Bicentennial Bard

Illinois Shakespeare Festival celebrates 40th anniversary in Land of Lincoln

 Quetta Carpenter, Steven Young, and Dee Dee Batteast star in "The Merry Wives of Windsor," reconsidered as "The Housewives of Normal, Ill." (Illinois Shakespeare Festival/Steven Smedley)

Quetta Carpenter, Steven Young, and Dee Dee Batteast star in "The Merry Wives of Windsor," reconsidered as "The Housewives of Normal, Ill." (Illinois Shakespeare Festival/Steven Smedley)

By Ted Cox

The Illinois Shakespeare Festival celebrates its 40th anniversary this weekend in suitable fashion with the jovial Falstaff leading "The Merry Wives of Windsor."

According to William Prenevost, managing director of the festival, it brings William Shakespeare's bawdy comedy into the present day by imagining it as something of a reality-TV installment of "The Housewives of Normal, Ill."

"It's very farcical," Prevenost said Thursday after the preview performance was rained out at the Ewing Theater on the elegant manor grounds at 48 Sunset Road in Bloomington. "It's an interesting twist to it."

It's one of three plays featured in the 41st season, along with Shakespeare's "Henry V" and the original stage version of Tom Stoppard and Marc Norman's knockoff "Shakespeare in Love," adapted by Lee Hal.

"Henry the V" also has a topical element. "With a lot of Shakespeare's history plays, they're relevant in all times," Prenevost said. "If you think about what's happening with our leadership today — and the kind of casual discussion about, yeah, we'll go in and invade Venezuela or wherever it might be — going into wars and conquering other lands is always a contemporary issue."

"Shakespeare in Love," meanwhile, finds the fest moving indoors for the first time at the Center for the Performing Arts Theater, 400 W. Beaufort St. on the Illinois State University campus.

"That was a strategic move for a couple of different reasons," Prenevost said. For one, it gives people security that they can book ahead without worrying about the weather being stormy or too hot. That also lends itself to bus groups booking from outside the immediate area.

"Merry Wives" kicks things off this weekend with the fest's formal opening Friday night, followed by "Henry V" next weekend, July 12 through 14, and "Shakespeare in Love" the following weekend, July 19 through 22. A rotating repertory schedule gives the fest an extended coda from July 24 through Aug. 10. Tickets are available at IllinoisShakes.com, ranging from $20 to $54 for single plays, $40 to $109 for season tickets.

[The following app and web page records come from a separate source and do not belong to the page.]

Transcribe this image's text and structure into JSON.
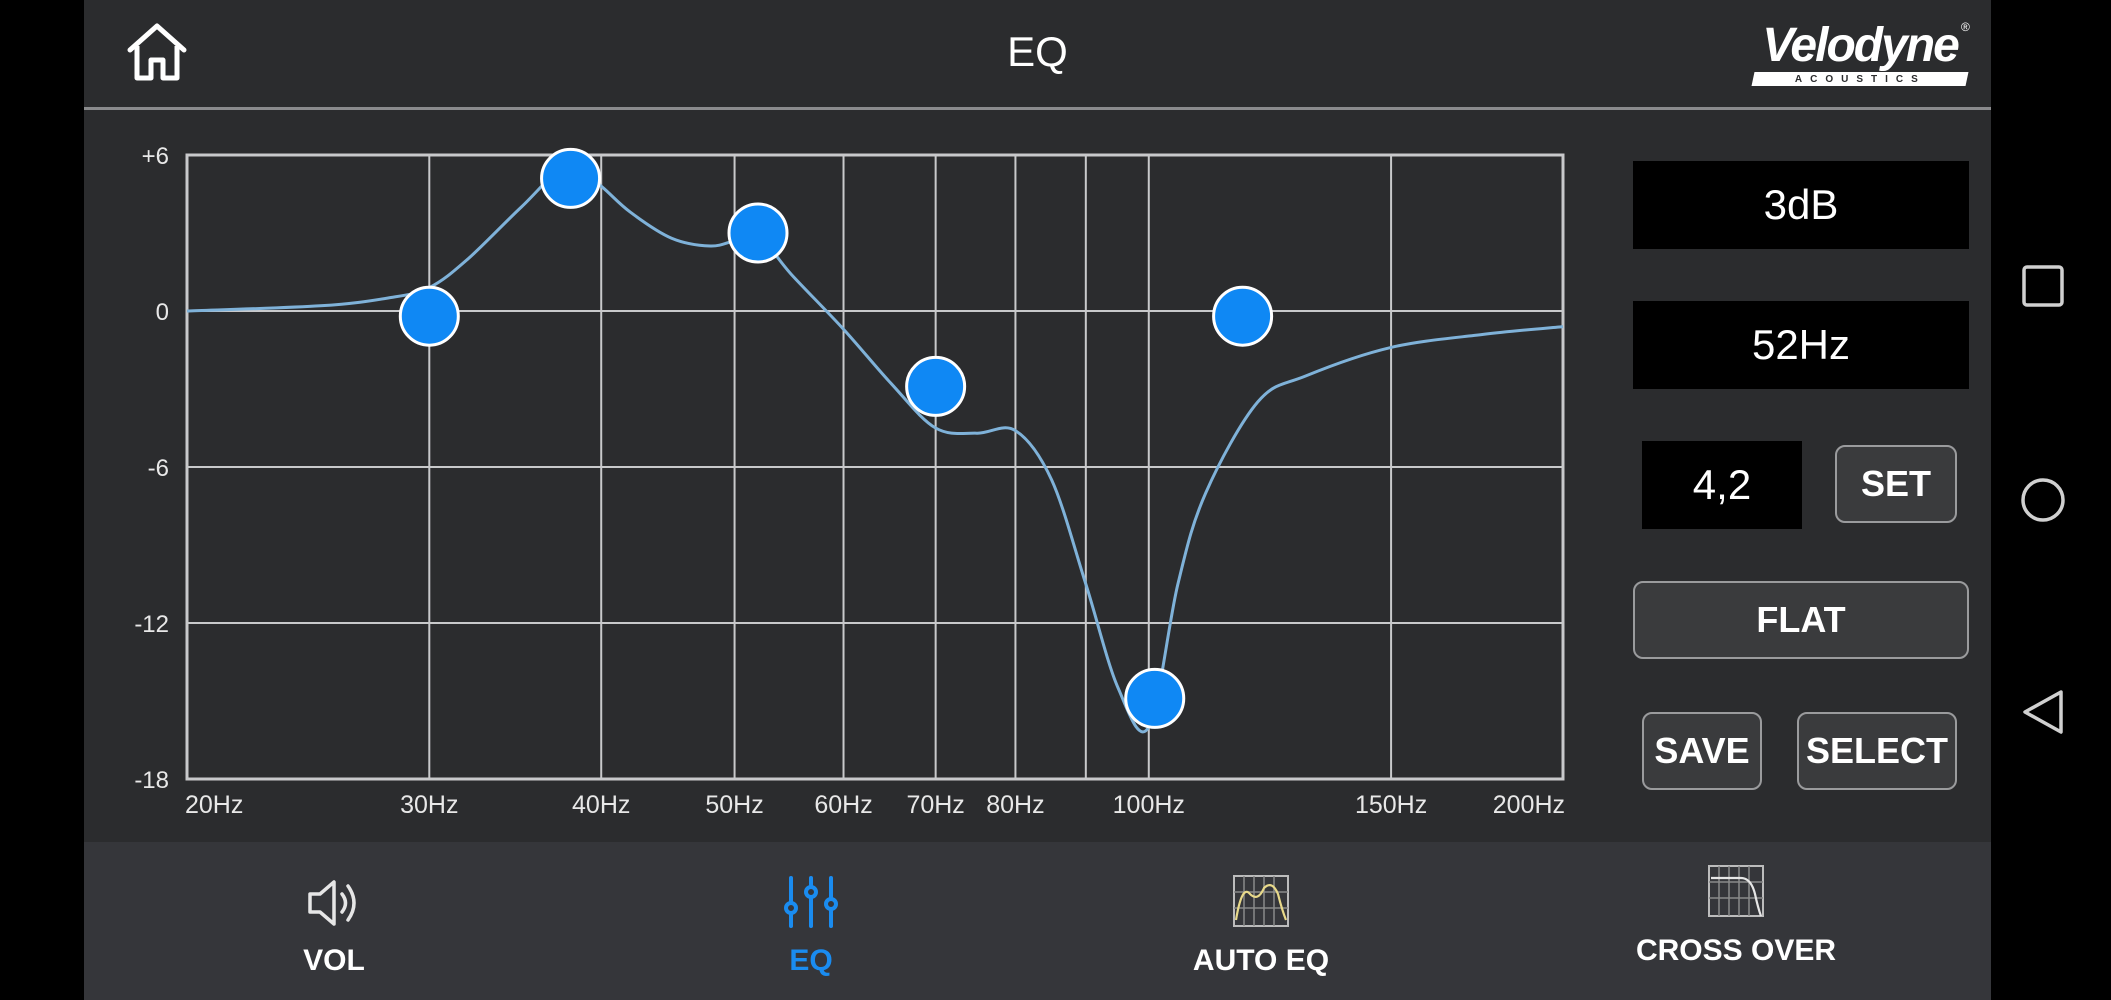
{
  "header": {
    "title": "EQ",
    "brand": "Velodyne",
    "brand_sub": "ACOUSTICS"
  },
  "chart_data": {
    "type": "line",
    "x_scale": "log",
    "xlim": [
      20,
      200
    ],
    "ylim": [
      -18,
      6
    ],
    "y_ticks": [
      6,
      0,
      -6,
      -12,
      -18
    ],
    "y_tick_labels": [
      "+6",
      "0",
      "-6",
      "-12",
      "-18"
    ],
    "x_ticks": [
      20,
      30,
      40,
      50,
      60,
      70,
      80,
      90,
      100,
      150,
      200
    ],
    "x_tick_labels": [
      "20Hz",
      "30Hz",
      "40Hz",
      "50Hz",
      "60Hz",
      "70Hz",
      "80Hz",
      "",
      "100Hz",
      "150Hz",
      "200Hz"
    ],
    "grid": true,
    "curve": {
      "x": [
        20,
        25,
        28,
        30,
        32,
        35,
        38,
        40,
        42,
        45,
        48,
        50,
        52,
        55,
        60,
        65,
        70,
        75,
        80,
        85,
        90,
        95,
        100,
        105,
        110,
        120,
        130,
        150,
        175,
        200
      ],
      "y": [
        0,
        0.2,
        0.5,
        0.9,
        2.0,
        4.0,
        5.7,
        4.8,
        3.8,
        2.8,
        2.5,
        2.7,
        2.9,
        1.4,
        -0.7,
        -2.8,
        -4.5,
        -4.7,
        -4.6,
        -6.5,
        -10.5,
        -14.5,
        -16.0,
        -10.5,
        -7.0,
        -3.5,
        -2.5,
        -1.4,
        -0.9,
        -0.6
      ]
    },
    "points": [
      {
        "x": 30,
        "y": -0.2
      },
      {
        "x": 38,
        "y": 5.1
      },
      {
        "x": 52,
        "y": 3.0
      },
      {
        "x": 70,
        "y": -2.9
      },
      {
        "x": 101,
        "y": -14.9
      },
      {
        "x": 117,
        "y": -0.2
      }
    ],
    "colors": {
      "curve": "#7fb2d9",
      "point": "#0f88f4",
      "grid": "#c8c9cb"
    }
  },
  "panel": {
    "gain": "3dB",
    "frequency": "52Hz",
    "q_value": "4,2",
    "set_label": "SET",
    "flat_label": "FLAT",
    "save_label": "SAVE",
    "select_label": "SELECT"
  },
  "nav": {
    "vol": "VOL",
    "eq": "EQ",
    "auto_eq": "AUTO EQ",
    "cross_over": "CROSS OVER"
  },
  "colors": {
    "accent": "#1a8cf0",
    "background": "#2b2c2e",
    "nav_bg": "#35363a"
  }
}
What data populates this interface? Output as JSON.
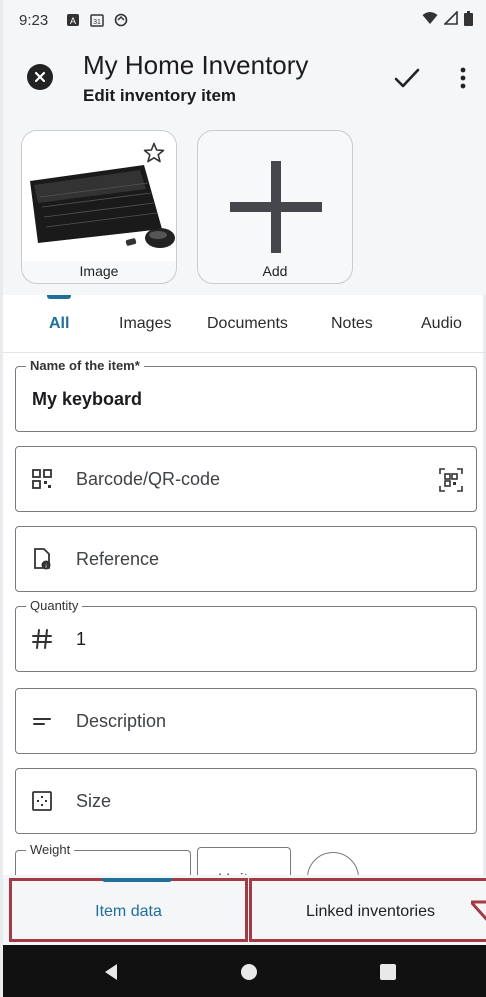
{
  "status_bar": {
    "time": "9:23",
    "left_icons": [
      "notification-a-icon",
      "calendar-31-icon",
      "sync-icon"
    ],
    "right_icons": [
      "wifi-icon",
      "signal-icon",
      "battery-icon"
    ]
  },
  "app_bar": {
    "title": "My Home Inventory",
    "subtitle": "Edit inventory item",
    "close_icon": "close-circle-icon",
    "confirm_icon": "check-icon",
    "more_icon": "more-vert-icon"
  },
  "images": [
    {
      "label": "Image",
      "kind": "keyboard-photo",
      "starred": false
    },
    {
      "label": "Add",
      "kind": "add-plus-icon"
    }
  ],
  "tabs": {
    "items": [
      "All",
      "Images",
      "Documents",
      "Notes",
      "Audio"
    ],
    "active": "All"
  },
  "fields": {
    "name": {
      "label": "Name of the item*",
      "value": "My keyboard"
    },
    "barcode": {
      "placeholder": "Barcode/QR-code",
      "icon": "qr-code-icon",
      "scan_icon": "qr-scan-icon"
    },
    "reference": {
      "placeholder": "Reference",
      "icon": "document-reference-icon"
    },
    "quantity": {
      "label": "Quantity",
      "value": "1",
      "icon": "hash-icon"
    },
    "description": {
      "placeholder": "Description",
      "icon": "short-text-icon"
    },
    "size": {
      "placeholder": "Size",
      "icon": "size-box-icon"
    },
    "weight": {
      "label": "Weight",
      "unit_label": "Unit"
    }
  },
  "bottom_nav": {
    "items": [
      "Item data",
      "Linked inventories"
    ],
    "active": "Item data"
  },
  "colors": {
    "accent": "#1f6f9a",
    "highlight_border": "#a33a45",
    "surface": "#f4f6f8"
  }
}
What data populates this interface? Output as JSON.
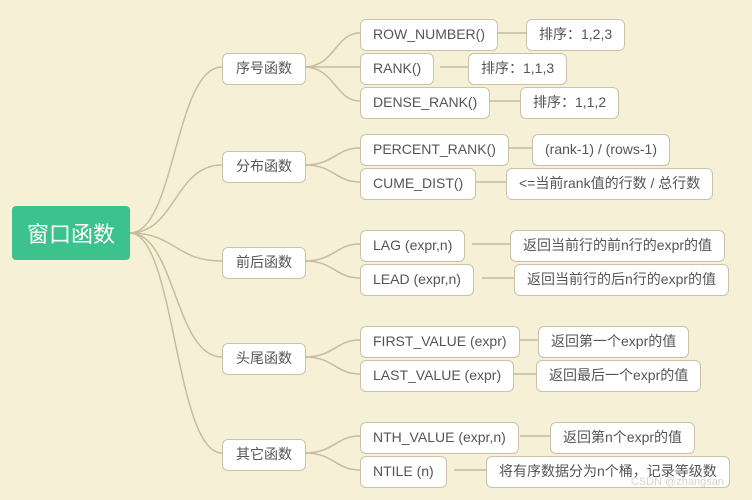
{
  "root": "窗口函数",
  "cats": {
    "seq": {
      "label": "序号函数"
    },
    "dist": {
      "label": "分布函数"
    },
    "around": {
      "label": "前后函数"
    },
    "ends": {
      "label": "头尾函数"
    },
    "other": {
      "label": "其它函数"
    }
  },
  "fn": {
    "rownum": "ROW_NUMBER()",
    "rank": "RANK()",
    "dense": "DENSE_RANK()",
    "prank": "PERCENT_RANK()",
    "cume": "CUME_DIST()",
    "lag": "LAG (expr,n)",
    "lead": "LEAD (expr,n)",
    "first": "FIRST_VALUE (expr)",
    "last": "LAST_VALUE (expr)",
    "nth": "NTH_VALUE (expr,n)",
    "ntile": "NTILE (n)"
  },
  "desc": {
    "rownum": "排序：1,2,3",
    "rank": "排序：1,1,3",
    "dense": "排序：1,1,2",
    "prank": "(rank-1) / (rows-1)",
    "cume": "<=当前rank值的行数 / 总行数",
    "lag": "返回当前行的前n行的expr的值",
    "lead": "返回当前行的后n行的expr的值",
    "first": "返回第一个expr的值",
    "last": "返回最后一个expr的值",
    "nth": "返回第n个expr的值",
    "ntile": "将有序数据分为n个桶，记录等级数"
  },
  "watermark": "CSDN @zhangsan"
}
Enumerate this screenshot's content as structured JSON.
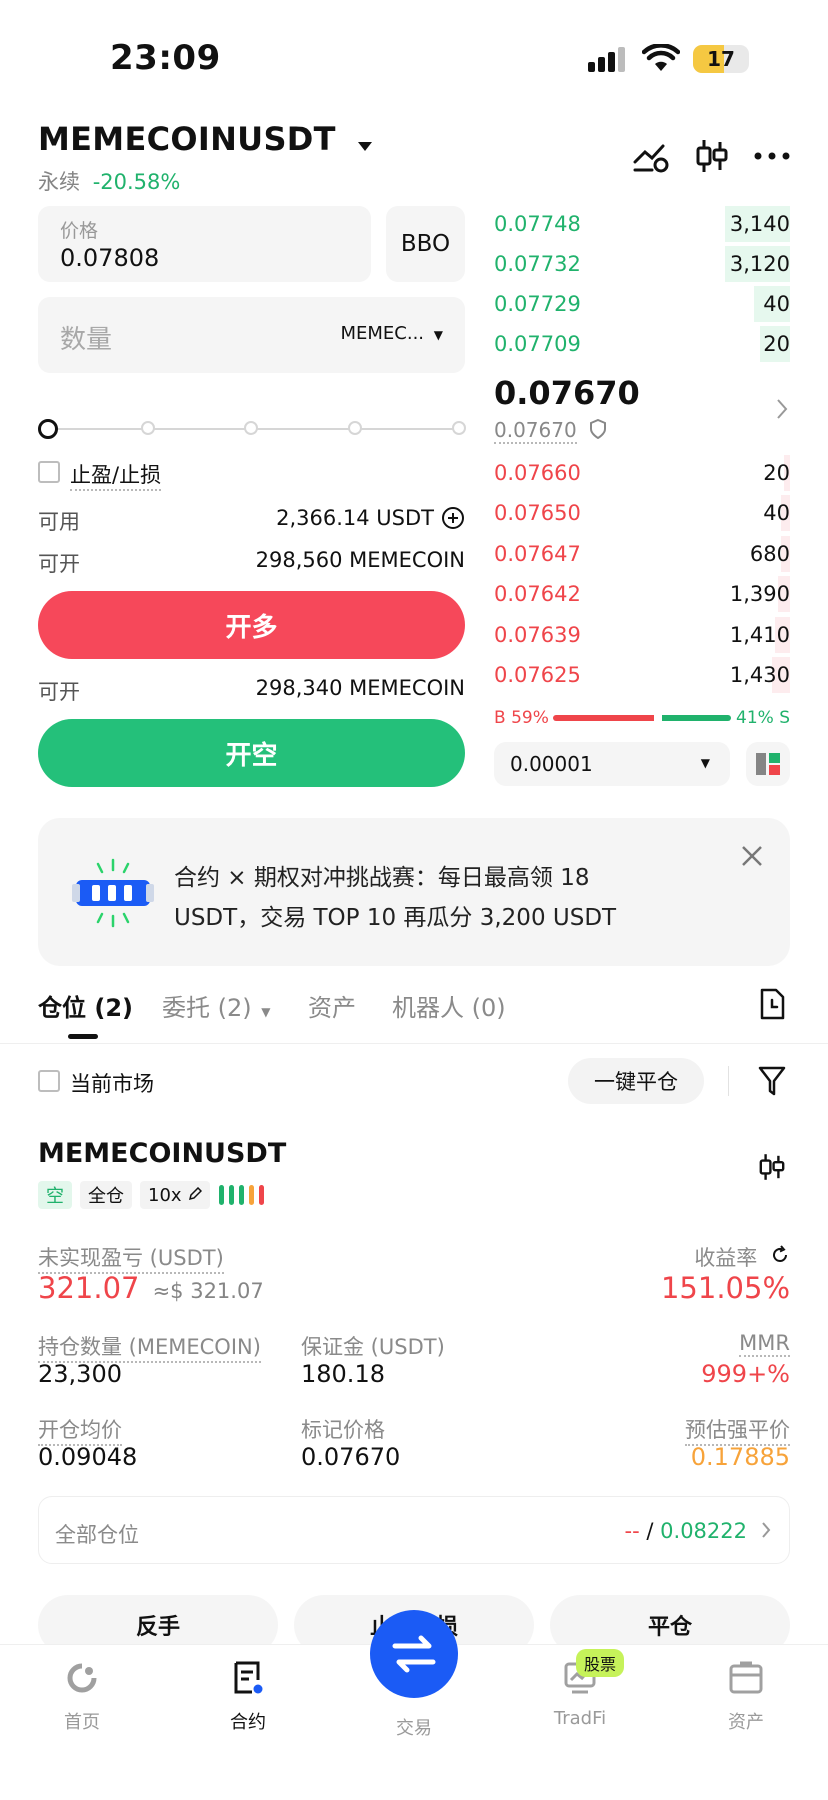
{
  "status": {
    "time": "23:09",
    "battery": "17"
  },
  "header": {
    "symbol": "MEMECOINUSDT",
    "type_label": "永续",
    "change": "-20.58%"
  },
  "order_form": {
    "price_label": "价格",
    "price_value": "0.07808",
    "bbo_label": "BBO",
    "qty_placeholder": "数量",
    "qty_unit": "MEMEC...",
    "tpsl_label": "止盈/止损",
    "available_label": "可用",
    "available_value": "2,366.14 USDT",
    "open_label": "可开",
    "open_long_value": "298,560 MEMECOIN",
    "open_long_btn": "开多",
    "open_short_value": "298,340 MEMECOIN",
    "open_short_btn": "开空"
  },
  "orderbook": {
    "asks": [
      {
        "price": "0.07748",
        "qty": "3,140",
        "depth": 0.22
      },
      {
        "price": "0.07732",
        "qty": "3,120",
        "depth": 0.22
      },
      {
        "price": "0.07729",
        "qty": "40",
        "depth": 0.12
      },
      {
        "price": "0.07709",
        "qty": "20",
        "depth": 0.1
      }
    ],
    "last_price": "0.07670",
    "mark_price": "0.07670",
    "bids": [
      {
        "price": "0.07660",
        "qty": "20",
        "depth": 0.02
      },
      {
        "price": "0.07650",
        "qty": "40",
        "depth": 0.03
      },
      {
        "price": "0.07647",
        "qty": "680",
        "depth": 0.03
      },
      {
        "price": "0.07642",
        "qty": "1,390",
        "depth": 0.04
      },
      {
        "price": "0.07639",
        "qty": "1,410",
        "depth": 0.05
      },
      {
        "price": "0.07625",
        "qty": "1,430",
        "depth": 0.06
      }
    ],
    "buy_ratio": "B 59%",
    "sell_ratio": "41% S",
    "buy_fraction": 0.59,
    "precision": "0.00001"
  },
  "banner": {
    "line1": "合约 × 期权对冲挑战赛：每日最高领 18",
    "line2": "USDT，交易 TOP 10 再瓜分 3,200 USDT"
  },
  "tabs": [
    "仓位 (2)",
    "委托 (2)",
    "资产",
    "机器人 (0)"
  ],
  "filter": {
    "current_market": "当前市场",
    "close_all": "一键平仓"
  },
  "position": {
    "symbol": "MEMECOINUSDT",
    "side": "空",
    "margin_mode": "全仓",
    "leverage": "10x",
    "upnl_label": "未实现盈亏 (USDT)",
    "upnl_value": "321.07",
    "upnl_usd": "≈$ 321.07",
    "roe_label": "收益率",
    "roe_value": "151.05%",
    "size_label": "持仓数量 (MEMECOIN)",
    "size_value": "23,300",
    "margin_label": "保证金 (USDT)",
    "margin_value": "180.18",
    "mmr_label": "MMR",
    "mmr_value": "999+%",
    "entry_label": "开仓均价",
    "entry_value": "0.09048",
    "mark_label": "标记价格",
    "mark_value": "0.07670",
    "liq_label": "预估强平价",
    "liq_value": "0.17885",
    "all_positions_label": "全部仓位",
    "all_positions_dash": "--",
    "all_positions_slash": "/",
    "all_positions_value": "0.08222",
    "btn_reverse": "反手",
    "btn_tpsl": "止盈止损",
    "btn_close": "平仓"
  },
  "nav": {
    "home": "首页",
    "futures": "合约",
    "trade": "交易",
    "tradfi": "TradFi",
    "tradfi_badge": "股票",
    "assets": "资产"
  }
}
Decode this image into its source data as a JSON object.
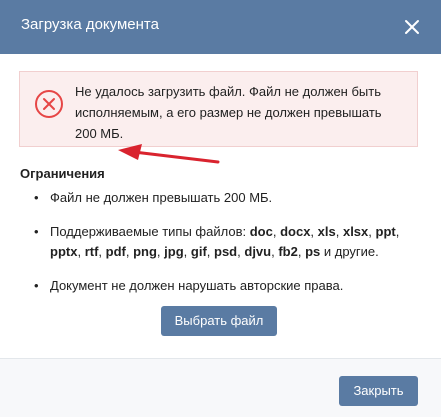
{
  "dialog": {
    "title": "Загрузка документа",
    "close_icon": "close-icon"
  },
  "error": {
    "icon": "error-circle-x-icon",
    "message": "Не удалось загрузить файл. Файл не должен быть исполняемым, а его размер не должен превышать 200 МБ."
  },
  "restrictions": {
    "title": "Ограничения",
    "item1": "Файл не должен превышать 200 МБ.",
    "item2_prefix": "Поддерживаемые типы файлов: ",
    "types": [
      "doc",
      "docx",
      "xls",
      "xlsx",
      "ppt",
      "pptx",
      "rtf",
      "pdf",
      "png",
      "jpg",
      "gif",
      "psd",
      "djvu",
      "fb2",
      "ps"
    ],
    "item2_suffix": " и другие.",
    "item3": "Документ не должен нарушать авторские права."
  },
  "buttons": {
    "choose_file": "Выбрать файл",
    "close": "Закрыть"
  },
  "colors": {
    "header": "#5a7ba3",
    "error_bg": "#fbeeee",
    "error_border": "#f1cfcf",
    "error_icon": "#e64646",
    "arrow": "#d9232e",
    "button": "#5a7ba3"
  }
}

Chicago’s Improvised Shakespeare Company returns for three comedic "made-up plays" inspired by suggestions from the audience, also indoors at the Center for the Performing Arts. Those three performances are set for July 8 and 25 and Aug. 8, with general seating $18.

The fest's 40th anniversary also lines up with the Illinois bicentennial, so Prenevost had the bright idea to hold a symposium on President Abraham Lincoln's fondness for the bard (his favorite play is said to have been "Macbeth") under the theme "Shakespeare in the Land of Lincoln." Michael Anderegg, author of the 2015 book "Lincoln and Shakespeare," is the spotlight speaker at 4 p.m. July 21. James Cornelius, curator of the Lincoln collection at the Presidential Library in Springfield, speaks at 2 p.m. July 14, later followed by Lincoln scholar Guy Fraker at 2 p.m. July 28, and Robert Bray, author of "Reading With Lincoln," at 2 p.m. Aug. 4 — all in the Ewing Manor adjacent to the theater, and all free, with reservations recommended through the fest website.

 Shakespeare fans enter the theater behind Ewing Manor. (Illinois Shakespeare Festival/Steven Smedley)

Shakespeare fans enter the theater behind Ewing Manor. (Illinois Shakespeare Festival/Steven Smedley)

The elegant Ewing Manor and the outdoor theater remain the focal point of the festival in its 41st season. Prenevost, who attended ISU in the theater department with some of the actors who'd go on to form the Steppenwolf Theater in Chicago, recalled taking part in a performance of the balcony scene from "Romeo and Juliet" in the Ewing Manor courtyard a couple of years before the fest formally began in 1978.

"So we were already starting to do things out there for Shakespeare," Prenevost said. The fest began, he recalled, with "a temporary stage. So they just laid down platforms and put up a bleacher-type seating along with folding chairs. So it was very, very primitive at the beginning."

From those humble origins, though, it now welcomes more than 10,000 people a year, with the outdoor theater behind the Ewing Manor the festival centerpiece, bringing the atmosphere of Shakespeare's Globe Theater into the present day.

Ted Cox